● Goal of the exercise
Keep the lines exact and the pictures out as you repeat the following listing.

● Data to process
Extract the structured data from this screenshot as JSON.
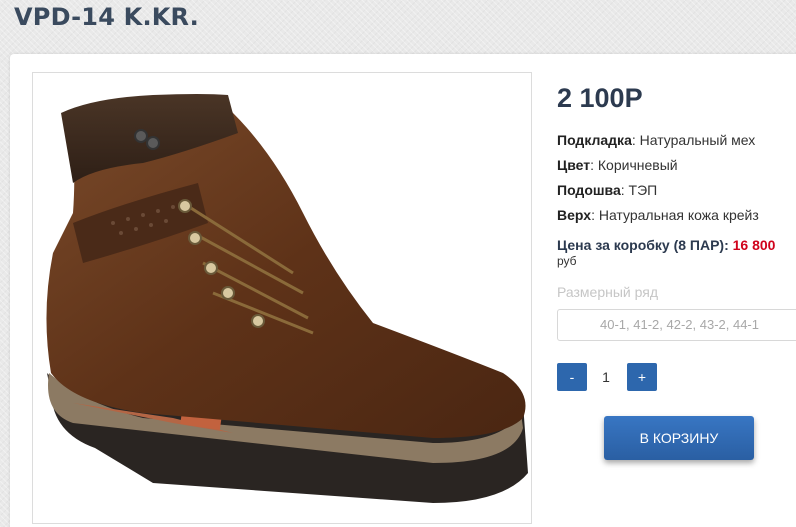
{
  "product": {
    "title": "VPD-14 K.KR.",
    "price": "2 100Р"
  },
  "specs": [
    {
      "label": "Подкладка",
      "value": "Натуральный мех"
    },
    {
      "label": "Цвет",
      "value": "Коричневый"
    },
    {
      "label": "Подошва",
      "value": "ТЭП"
    },
    {
      "label": "Верх",
      "value": "Натуральная кожа крейз"
    }
  ],
  "box_price": {
    "label": "Цена за коробку (8 ПАР):",
    "value": "16 800",
    "unit": "руб"
  },
  "sizes": {
    "label": "Размерный ряд",
    "selected": "40-1, 41-2, 42-2, 43-2, 44-1"
  },
  "quantity": {
    "minus": "-",
    "value": "1",
    "plus": "+"
  },
  "cart_button": "В корзину",
  "colors": {
    "price_accent": "#d0021b",
    "button_blue": "#2d67ad",
    "title": "#3a4a5e"
  },
  "icons": {
    "product_image": "brown-winter-boot"
  }
}
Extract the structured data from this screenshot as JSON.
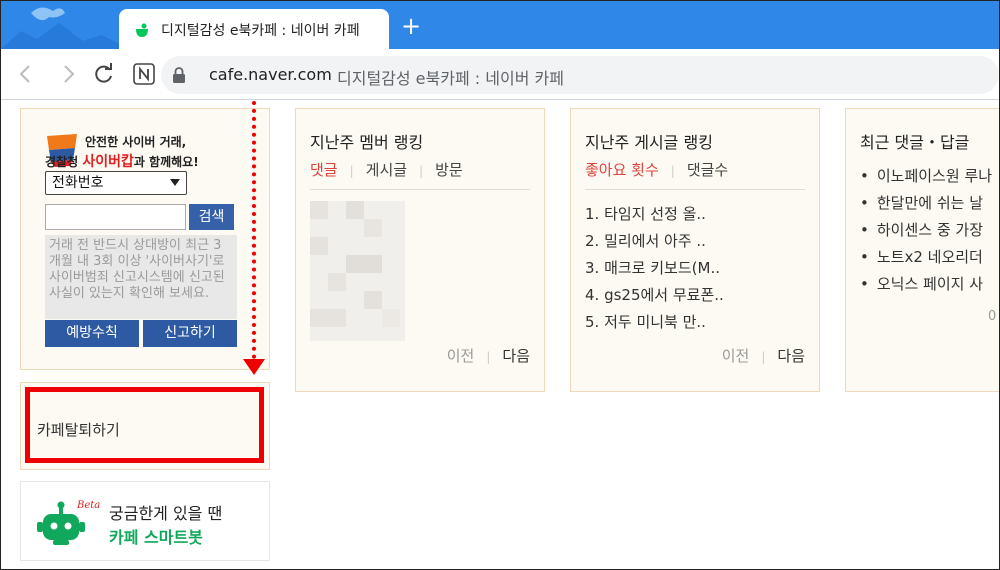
{
  "browser": {
    "tab_title": "디지털감성 e북카페 : 네이버 카페",
    "new_tab_label": "+",
    "url_domain": "cafe.naver.com",
    "url_page_title": "디지털감성 e북카페 : 네이버 카페"
  },
  "cyber": {
    "line1": "안전한 사이버 거래,",
    "line2_prefix": "경찰청 ",
    "line2_brand": "사이버캅",
    "line2_suffix": "과 함께해요!",
    "select_value": "전화번호",
    "search_label": "검색",
    "notice": "거래 전 반드시 상대방이 최근 3개월 내 3회 이상 '사이버사기'로 사이버범죄 신고시스템에 신고된 사실이 있는지 확인해 보세요.",
    "prevention_label": "예방수칙",
    "report_label": "신고하기"
  },
  "leave": {
    "label": "카페탈퇴하기"
  },
  "smartbot": {
    "beta": "Beta",
    "line1": "궁금한게 있을 땐",
    "line2": "카페 스마트봇"
  },
  "member_rank": {
    "title": "지난주 멤버 랭킹",
    "tabs": [
      "댓글",
      "게시글",
      "방문"
    ],
    "prev": "이전",
    "next": "다음"
  },
  "post_rank": {
    "title": "지난주 게시글 랭킹",
    "tabs": [
      "좋아요 횟수",
      "댓글수"
    ],
    "items": [
      "1. 타임지 선정 올..",
      "2. 밀리에서 아주 ..",
      "3. 매크로 키보드(M..",
      "4. gs25에서 무료폰..",
      "5. 저두 미니북 만.."
    ],
    "prev": "이전",
    "next": "다음"
  },
  "recent_comments": {
    "title": "최근 댓글・답글",
    "items": [
      "이노페이스원 루나",
      "한달만에 쉬는 날",
      "하이센스 중 가장",
      "노트x2 네오리더",
      "오닉스 페이지 사"
    ],
    "page_indicator": "0"
  },
  "colors": {
    "tabstrip": "#2f87e8",
    "accent_red": "#e0433a",
    "button_blue": "#2d5aa3",
    "naver_green": "#10a85a",
    "box_bg": "#fdfaf3",
    "box_border": "#f0d9b8"
  }
}
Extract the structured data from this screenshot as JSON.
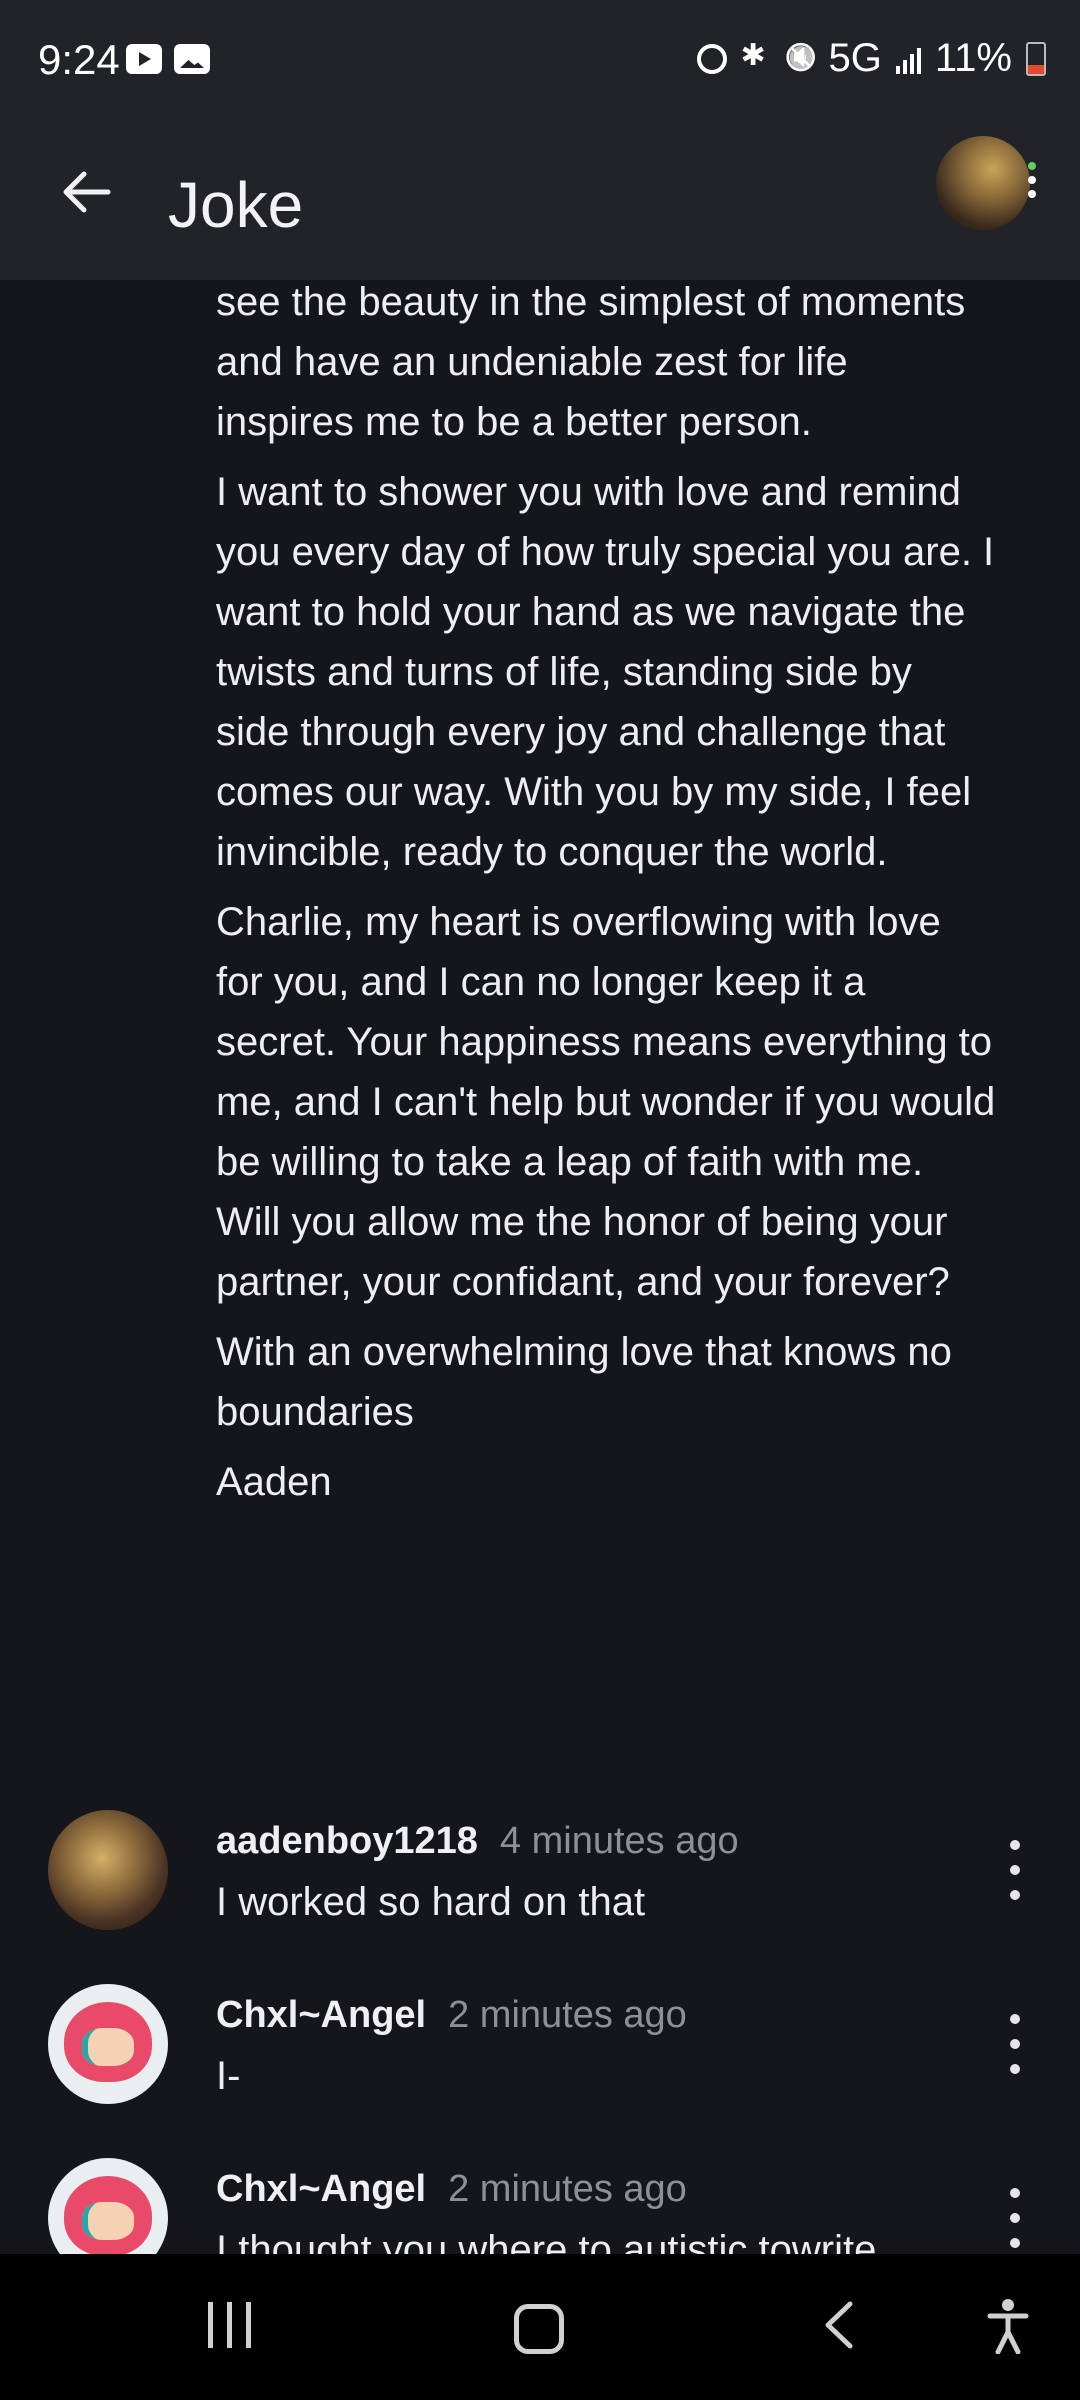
{
  "status_bar": {
    "time": "9:24",
    "network": "5G",
    "battery": "11%",
    "icons": [
      "youtube-icon",
      "photo-icon",
      "alarm-icon",
      "bluetooth-icon",
      "mute-icon",
      "signal-icon",
      "battery-icon"
    ]
  },
  "header": {
    "title": "Joke"
  },
  "post": {
    "paragraphs": [
      "see the beauty in the simplest of moments and have an undeniable zest for life inspires me to be a better person.",
      "I want to shower you with love and remind you every day of how truly special you are. I want to hold your hand as we navigate the twists and turns of life, standing side by side through every joy and challenge that comes our way. With you by my side, I feel invincible, ready to conquer the world.",
      "Charlie, my heart is overflowing with love for you, and I can no longer keep it a secret. Your happiness means everything to me, and I can't help but wonder if you would be willing to take a leap of faith with me. Will you allow me the honor of being your partner, your confidant, and your forever?",
      "With an overwhelming love that knows no boundaries",
      "Aaden"
    ]
  },
  "comments": [
    {
      "username": "aadenboy1218",
      "time": "4 minutes ago",
      "text": "I worked so hard on that"
    },
    {
      "username": "Chxl~Angel",
      "time": "2 minutes ago",
      "text": "I-"
    },
    {
      "username": "Chxl~Angel",
      "time": "2 minutes ago",
      "text": "I thought you where to autistic towrite"
    }
  ],
  "colors": {
    "background": "#15161b",
    "bar": "#222328",
    "muted_text": "#8f9096"
  }
}
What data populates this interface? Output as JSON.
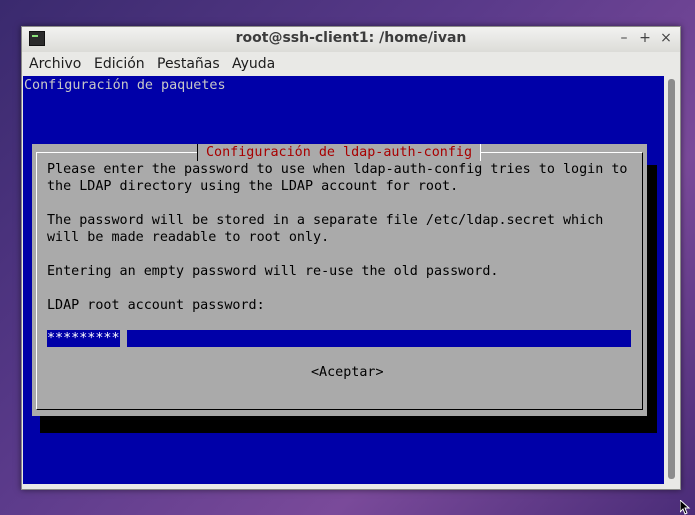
{
  "window": {
    "title": "root@ssh-client1: /home/ivan",
    "controls": {
      "minimize": "–",
      "maximize": "+",
      "close": "×"
    }
  },
  "menu": [
    "Archivo",
    "Edición",
    "Pestañas",
    "Ayuda"
  ],
  "terminal": {
    "header": "Configuración de paquetes",
    "dialog": {
      "title": "Configuración de ldap-auth-config",
      "lines": [
        "Please enter the password to use when ldap-auth-config tries to login to",
        "the LDAP directory using the LDAP account for root.",
        "",
        "The password will be stored in a separate file /etc/ldap.secret which",
        "will be made readable to root only.",
        "",
        "Entering an empty password will re-use the old password.",
        "",
        "LDAP root account password:"
      ],
      "password_value": "*********",
      "ok_button": "<Aceptar>"
    }
  },
  "colors": {
    "terminal_bg": "#0000a8",
    "dialog_bg": "#aaaaaa",
    "dialog_title": "#a80000"
  }
}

● Solution
Extract the structured data from this screenshot as JSON.
{
  "product": {
    "title": "VPD-14 K.KR.",
    "price": "2 100Р"
  },
  "specs": [
    {
      "label": "Подкладка",
      "value": "Натуральный мех"
    },
    {
      "label": "Цвет",
      "value": "Коричневый"
    },
    {
      "label": "Подошва",
      "value": "ТЭП"
    },
    {
      "label": "Верх",
      "value": "Натуральная кожа крейз"
    }
  ],
  "box_price": {
    "label": "Цена за коробку (8 ПАР):",
    "value": "16 800",
    "unit": "руб"
  },
  "sizes": {
    "label": "Размерный ряд",
    "selected": "40-1, 41-2, 42-2, 43-2, 44-1"
  },
  "quantity": {
    "minus": "-",
    "value": "1",
    "plus": "+"
  },
  "cart_button": "В корзину",
  "colors": {
    "price_accent": "#d0021b",
    "button_blue": "#2d67ad",
    "title": "#3a4a5e"
  },
  "icons": {
    "product_image": "brown-winter-boot"
  }
}
Extract the structured data from this screenshot as JSON.
{
  "browser": {
    "tab_title": "디지털감성 e북카페 : 네이버 카페",
    "new_tab_label": "+",
    "url_domain": "cafe.naver.com",
    "url_page_title": "디지털감성 e북카페 : 네이버 카페"
  },
  "cyber": {
    "line1": "안전한 사이버 거래,",
    "line2_prefix": "경찰청 ",
    "line2_brand": "사이버캅",
    "line2_suffix": "과 함께해요!",
    "select_value": "전화번호",
    "search_label": "검색",
    "notice": "거래 전 반드시 상대방이 최근 3개월 내 3회 이상 '사이버사기'로 사이버범죄 신고시스템에 신고된 사실이 있는지 확인해 보세요.",
    "prevention_label": "예방수칙",
    "report_label": "신고하기"
  },
  "leave": {
    "label": "카페탈퇴하기"
  },
  "smartbot": {
    "beta": "Beta",
    "line1": "궁금한게 있을 땐",
    "line2": "카페 스마트봇"
  },
  "member_rank": {
    "title": "지난주 멤버 랭킹",
    "tabs": [
      "댓글",
      "게시글",
      "방문"
    ],
    "prev": "이전",
    "next": "다음"
  },
  "post_rank": {
    "title": "지난주 게시글 랭킹",
    "tabs": [
      "좋아요 횟수",
      "댓글수"
    ],
    "items": [
      "1. 타임지 선정 올..",
      "2. 밀리에서 아주 ..",
      "3. 매크로 키보드(M..",
      "4. gs25에서 무료폰..",
      "5. 저두 미니북 만.."
    ],
    "prev": "이전",
    "next": "다음"
  },
  "recent_comments": {
    "title": "최근 댓글・답글",
    "items": [
      "이노페이스원 루나",
      "한달만에 쉬는 날",
      "하이센스 중 가장",
      "노트x2 네오리더",
      "오닉스 페이지 사"
    ],
    "page_indicator": "0"
  },
  "colors": {
    "tabstrip": "#2f87e8",
    "accent_red": "#e0433a",
    "button_blue": "#2d5aa3",
    "naver_green": "#10a85a",
    "box_bg": "#fdfaf3",
    "box_border": "#f0d9b8"
  }
}
Extract the structured data from this screenshot as JSON.
{
  "status_bar": {
    "time": "9:24",
    "network": "5G",
    "battery": "11%",
    "icons": [
      "youtube-icon",
      "photo-icon",
      "alarm-icon",
      "bluetooth-icon",
      "mute-icon",
      "signal-icon",
      "battery-icon"
    ]
  },
  "header": {
    "title": "Joke"
  },
  "post": {
    "paragraphs": [
      "see the beauty in the simplest of moments and have an undeniable zest for life inspires me to be a better person.",
      "I want to shower you with love and remind you every day of how truly special you are. I want to hold your hand as we navigate the twists and turns of life, standing side by side through every joy and challenge that comes our way. With you by my side, I feel invincible, ready to conquer the world.",
      "Charlie, my heart is overflowing with love for you, and I can no longer keep it a secret. Your happiness means everything to me, and I can't help but wonder if you would be willing to take a leap of faith with me. Will you allow me the honor of being your partner, your confidant, and your forever?",
      "With an overwhelming love that knows no boundaries",
      "Aaden"
    ]
  },
  "comments": [
    {
      "username": "aadenboy1218",
      "time": "4 minutes ago",
      "text": "I worked so hard on that"
    },
    {
      "username": "Chxl~Angel",
      "time": "2 minutes ago",
      "text": "I-"
    },
    {
      "username": "Chxl~Angel",
      "time": "2 minutes ago",
      "text": "I thought you where to autistic towrite"
    }
  ],
  "colors": {
    "background": "#15161b",
    "bar": "#222328",
    "muted_text": "#8f9096"
  }
}
What data populates this interface? Output as JSON.
{
  "window": {
    "title": "root@ssh-client1: /home/ivan",
    "controls": {
      "minimize": "–",
      "maximize": "+",
      "close": "×"
    }
  },
  "menu": [
    "Archivo",
    "Edición",
    "Pestañas",
    "Ayuda"
  ],
  "terminal": {
    "header": "Configuración de paquetes",
    "dialog": {
      "title": "Configuración de ldap-auth-config",
      "lines": [
        "Please enter the password to use when ldap-auth-config tries to login to",
        "the LDAP directory using the LDAP account for root.",
        "",
        "The password will be stored in a separate file /etc/ldap.secret which",
        "will be made readable to root only.",
        "",
        "Entering an empty password will re-use the old password.",
        "",
        "LDAP root account password:"
      ],
      "password_value": "*********",
      "ok_button": "<Aceptar>"
    }
  },
  "colors": {
    "terminal_bg": "#0000a8",
    "dialog_bg": "#aaaaaa",
    "dialog_title": "#a80000"
  }
}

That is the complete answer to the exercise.